A typical conversation. “Hi. I’m David from Liverpool. Nice to meet you. I’m a big fan.” “Nice to meet you. I’m John Daly. Do they have good beer in Liverpool?” “Sure do. And the Beatles too.”
John Daly. What’s not to love? Engaging. Affable.
For about three more beers per person, Daly hit trick shots and made small bets with the crowd. Pure magic for the accounts. A few guys seemed to be playing a drinking game every time Daly hit a ball within a few feet of his target. They chugged a lot.
At about 6:30, well past the time Daly was supposed to leave, someone suggested they all get a pint. The crowd moving to the bar was my cue to leave. Two other senior executives hopped in my car. Maybe one of us should have stayed till the end.
No upside to us staying. But apparently there was downside to us leaving.
Our departure meant virtually all sober adult supervision was gone. John Daly was now, by far, the most responsible person on the property. What could go wrong? Daly didn’t exactly make a name for himself because of his discipline or impulse control. This might be a night to remember…or forget.
Imagine Daly as a substitute teacher in charge of a bunch of well-oiled young males.
“Good morning. I’m John Daly, your substitute teacher for the day. You guys want to do algebra…to be honest you’ll never use it…except maybe the guy in the front row wearing thick glasses…but he knows more about it than I do.”
“No? Ok. Well, it is a Friday…How about driver’s ed? I can teach you how to smoke a butt and do doughnuts in the parking lot.”
Author’s note. Everything from now on is hearsay from people with clouded memories. Without the direct evidence presented to me the next morning and the incremental invoice from the club, it wouldn’t stand up in court.

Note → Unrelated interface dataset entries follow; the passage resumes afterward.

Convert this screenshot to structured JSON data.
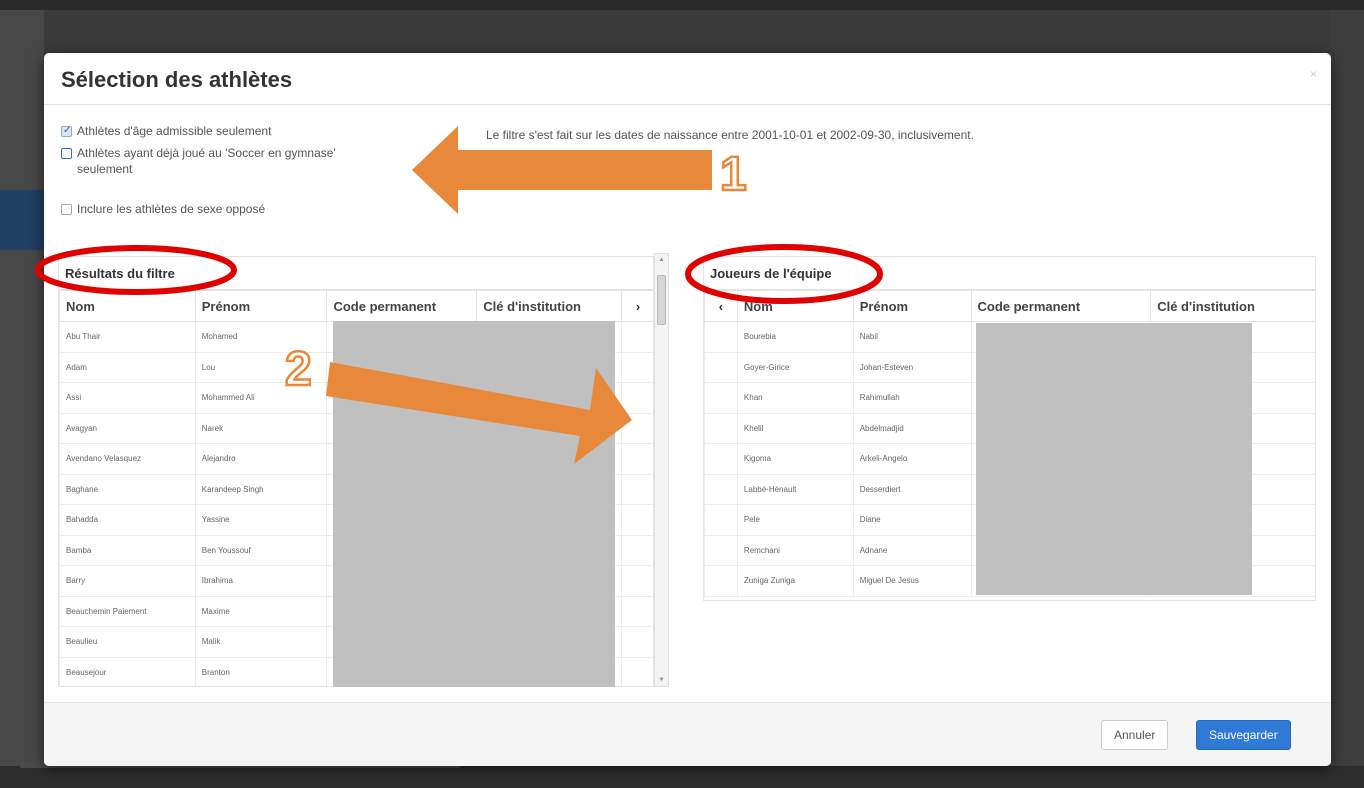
{
  "modal": {
    "title": "Sélection des athlètes",
    "close_icon": "close-icon",
    "close_label": "×"
  },
  "filters": {
    "items": [
      {
        "label": "Athlètes d'âge admissible seulement",
        "checked": true
      },
      {
        "label": "Athlètes ayant déjà joué au 'Soccer en gymnase'",
        "label_cont": "seulement",
        "checked": false
      },
      {
        "label": "Inclure les athlètes de sexe opposé",
        "checked": false
      }
    ],
    "info": "Le filtre s'est fait sur les dates de naissance entre 2001-10-01 et 2002-09-30, inclusivement."
  },
  "left_panel": {
    "title": "Résultats du filtre",
    "columns": [
      "Nom",
      "Prénom",
      "Code permanent",
      "Clé d'institution"
    ],
    "move_icon": "chevron-right-icon",
    "move_label": "›",
    "rows": [
      {
        "nom": "Abu Thair",
        "prenom": "Mohamed"
      },
      {
        "nom": "Adam",
        "prenom": "Lou"
      },
      {
        "nom": "Assi",
        "prenom": "Mohammed Ali"
      },
      {
        "nom": "Avagyan",
        "prenom": "Narek"
      },
      {
        "nom": "Avendano Velasquez",
        "prenom": "Alejandro"
      },
      {
        "nom": "Baghane",
        "prenom": "Karandeep Singh"
      },
      {
        "nom": "Bahadda",
        "prenom": "Yassine"
      },
      {
        "nom": "Bamba",
        "prenom": "Ben Youssouf"
      },
      {
        "nom": "Barry",
        "prenom": "Ibrahima"
      },
      {
        "nom": "Beauchemin Paiement",
        "prenom": "Maxime"
      },
      {
        "nom": "Beaulieu",
        "prenom": "Malik"
      },
      {
        "nom": "Beausejour",
        "prenom": "Branton"
      }
    ]
  },
  "right_panel": {
    "title": "Joueurs de l'équipe",
    "columns": [
      "Nom",
      "Prénom",
      "Code permanent",
      "Clé d'institution"
    ],
    "move_icon": "chevron-left-icon",
    "move_label": "‹",
    "rows": [
      {
        "nom": "Bourebia",
        "prenom": "Nabil"
      },
      {
        "nom": "Goyer-Girice",
        "prenom": "Johan-Esteven"
      },
      {
        "nom": "Khan",
        "prenom": "Rahimullah"
      },
      {
        "nom": "Khelil",
        "prenom": "Abdelmadjid"
      },
      {
        "nom": "Kigoma",
        "prenom": "Arkeli-Angelo"
      },
      {
        "nom": "Labbé-Hénault",
        "prenom": "Desserdiert"
      },
      {
        "nom": "Pele",
        "prenom": "Diane"
      },
      {
        "nom": "Remchani",
        "prenom": "Adnane"
      },
      {
        "nom": "Zuniga Zuniga",
        "prenom": "Miguel De Jesus"
      }
    ]
  },
  "footer": {
    "cancel_label": "Annuler",
    "save_label": "Sauvegarder"
  },
  "annotations": {
    "marker_1": "1",
    "marker_2": "2",
    "arrow_color": "#e8883a",
    "circle_color": "#e10000"
  }
}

Here’s what I heard.
Someone asked John about other trick shots and he offered to show them one. On cue, somebody grabbed an empty beer bottle and put a golf ball on top of it. Standing on the patio of the bar, looking out over the course, Daly pulled out his driver to the delight of the small but raucous group. He took one of those trademark mega Daly swings. Nothing but ball. No broken glass. The ball travelled three hundred yards…considered a long way back then.
Nobody could believe it. How did he do that?
“Bet you a fiver you can’t do that again.” Daly didn’t need five pounds. But this guy was limping right by Daly’s duck blind with a broken wing. Boom. “Do you want a fade or a draw?” The crowd went wild.
Another great shot. Again, no broken glass.
Five pounds changed hands.
After a few more shots, a low handicap from the crowd yelled, “Can’t be that hard, bet I could do it.”
As my friend Walli says, “Frequently, bad decisions make for great stories.” This was one of those moments. Daly handed the heckler the driver he was going to use within 12 hours to defend the Open Championship.
Nobody in the crowd imitated George Bush and rationally uttered, “Wouldn’t be prudent” or even, “Why don’t we all do this on Sunday night, when it doesn’t matter?” The challenger was a stick, but an overserved one. More importantly, there were about 500,000 golfers in the World Ranking between him and John Daly. He took a beautiful swing. The crowd went nuts as the ball flew an easy 250 dead center…but what really set them off were the fragments of shattered bottle that had travelled far further than your average divot.
Everyone jumped in on the action. The chugged their beers so they’d have a fresh tee to hit a drive with the Open Champion’s driver. Shattered glass. Every time. Huge roars.
The next morning, an enraged tour rep showed me the driver. “This was the only prototype!”
The gash marks on it looked like it had been polished by Edward Scissorhands.
Tom Lehman won the Open that year.
Luke Reese is the author of the critically acclaimed One for the Memory Banks.